An Interview with Noam Chomsky on the Spanish Revolution – Jorell A. Meléndez Badillo (2009)
The Spanish Revolution: How It Is Perceived and Depicted in Intellectual Circles
First of all, I would like to express my gratitude for the opportunity to speak with you.
The best of Chomsky's talks on the past, present, and future of the politics of power.
In a series of enlightening and wide-ranging discussions, all published here for the first time, Chomsky radically reinterprets the events of the past three decades, covering topics from foreign policy during Vietnam to the decline of welfare under the Clinton administration.
In this urgent new book, Noam Chomsky surveys the dangers and prospects of our early twenty-first century.
Exploring challenges such as the growing gap between North and South, American exceptionalism (including under President Barack Obama), the fiascos of Iraq and Afghanistan, the U.S.-Israeli assault on Gaza, and the recent financial bailouts, he also sees hope for the future and a way to move forward—in the democratic wave in Latin America and in the global solidarity movements that suggest "real p
Why is the Atlantic slowly filling with crude petroleum, threatening a millions-of-years-old ecological balance?
Why did traders at prominent banks take high-risk gambles with the money entrusted to them by hundreds of thousands of clients around the world, expanding and leveraging their investments to the point that failure led to a global financial crisis that left millions of people jobless and hundreds of cities economically devastated?
Taken together, Chomsky's essays present a powerful counter-narrative to official accounts of the major political events of the past four years.
Laced throughout his critiques are expressions of commitment to democracy and the power of popular struggles. "Progressive legislation and social welfare," writes Chomsky, "have been won by popular struggles, not gifts from above.
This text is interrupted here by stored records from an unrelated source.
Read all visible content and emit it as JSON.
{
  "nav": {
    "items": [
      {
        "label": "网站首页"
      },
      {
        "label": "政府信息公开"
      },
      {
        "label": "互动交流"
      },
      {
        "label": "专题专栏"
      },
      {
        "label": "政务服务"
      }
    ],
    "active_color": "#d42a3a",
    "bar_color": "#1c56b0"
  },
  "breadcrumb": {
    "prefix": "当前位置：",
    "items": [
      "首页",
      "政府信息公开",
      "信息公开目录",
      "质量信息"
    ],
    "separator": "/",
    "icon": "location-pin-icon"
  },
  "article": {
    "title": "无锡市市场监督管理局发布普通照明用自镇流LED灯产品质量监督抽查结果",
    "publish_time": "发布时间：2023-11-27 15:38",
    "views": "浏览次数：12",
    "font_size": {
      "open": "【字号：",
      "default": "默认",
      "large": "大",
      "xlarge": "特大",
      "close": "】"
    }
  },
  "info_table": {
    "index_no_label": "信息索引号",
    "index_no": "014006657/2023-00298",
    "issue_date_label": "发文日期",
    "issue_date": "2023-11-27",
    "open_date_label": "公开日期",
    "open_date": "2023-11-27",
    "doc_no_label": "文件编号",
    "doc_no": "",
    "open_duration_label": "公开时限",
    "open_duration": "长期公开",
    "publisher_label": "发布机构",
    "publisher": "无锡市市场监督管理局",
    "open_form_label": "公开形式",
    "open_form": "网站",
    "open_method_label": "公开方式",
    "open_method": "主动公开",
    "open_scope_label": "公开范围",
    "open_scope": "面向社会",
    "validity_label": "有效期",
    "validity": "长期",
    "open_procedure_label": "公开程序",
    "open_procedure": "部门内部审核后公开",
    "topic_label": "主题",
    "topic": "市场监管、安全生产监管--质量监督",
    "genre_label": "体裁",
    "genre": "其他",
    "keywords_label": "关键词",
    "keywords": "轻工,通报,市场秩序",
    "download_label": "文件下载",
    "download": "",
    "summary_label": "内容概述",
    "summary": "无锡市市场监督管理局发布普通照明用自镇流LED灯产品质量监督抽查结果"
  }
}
Those struggles follow a cycle of success and setback.
In this pathbreaking work, Edward S. Herman and Noam Chomsky show that, contrary to the usual image of the news media as cantankerous, obstinate, and ubiquitous in their search for truth and defense of justice, in their actual practice they defend the economic, social, and political agendas of the privileged groups that dominate domestic society, the state, and the global order.
Based on a series of case studies—including the media’s dichotomous treatment of “worthy” versus “unworthy” victims, “legitimizing” and “meaningless” Third World elections, and devastating critiques of media coverage of the U.S. wars against Indochina—Herman and Chomsky draw on decades of criticism and research to propose a Propaganda Model to explain the media’s behavior and performance.
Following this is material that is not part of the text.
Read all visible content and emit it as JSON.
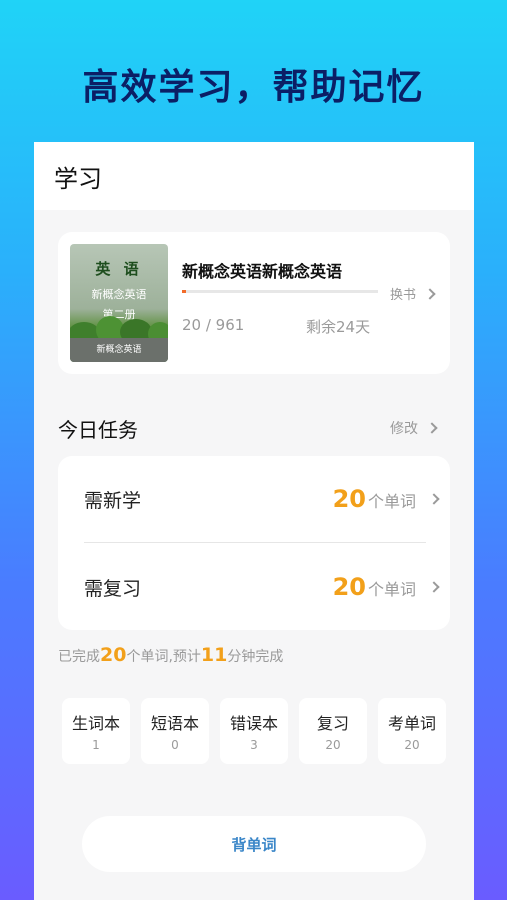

Noam Chomsky recently appeared on the Skeptically Speaking podcast to discuss the evolution of language. This got me thinking about the relationship, or lack thereof, between 'scepticism', 'new atheism' and radical politics which will follow in another blog post.
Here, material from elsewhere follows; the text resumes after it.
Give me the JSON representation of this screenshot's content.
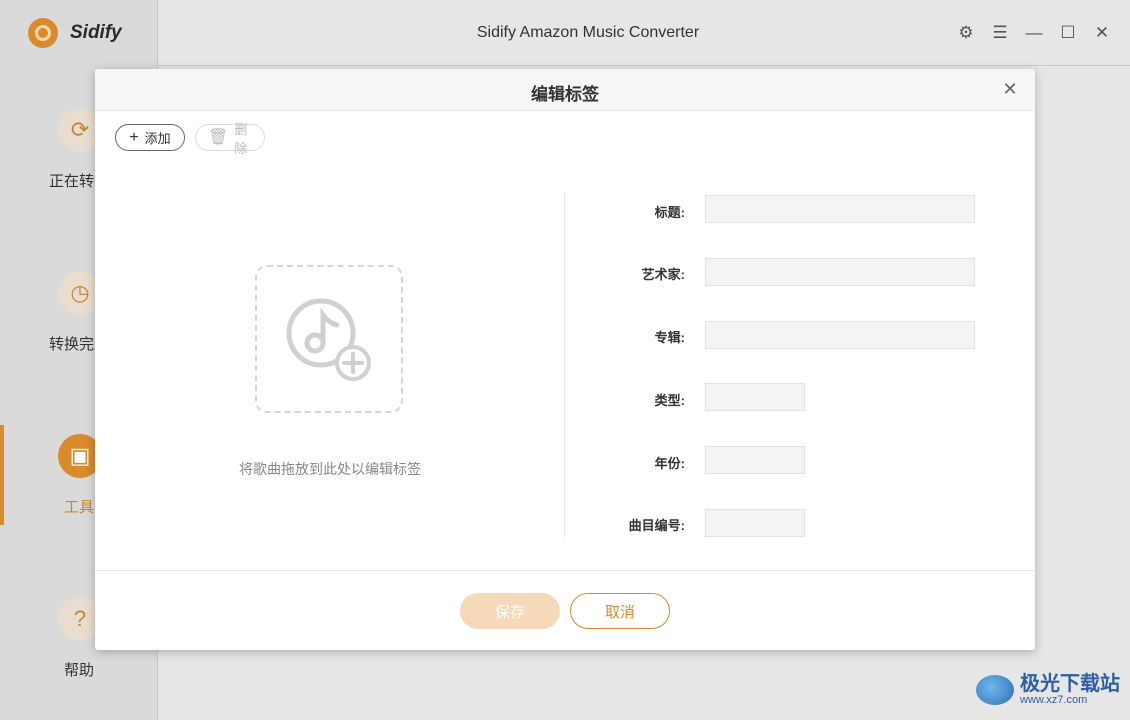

Skeptically Speaking's Desiree Schell had Chomsky on to discuss language evolution He outlines Universal Grammar and briefly responds to some challenges, contending that criticisms of his ideas often come from misunderstandings. Chomsky outlines his reluctance to engage in 'just-so' storytelling:
Chomsky's response to Richard Herrnstein's views on intelligence and IQ. Originally appeared in Ramparts July 1972.
"IN THE TEN MONTHS SINCE DR. RICHARD HERRNSTEIN'S article "I.Q." first appeared in the Atlantic, it has become the focus of an intriguing controversy, predictably intense but surprisingly sustained.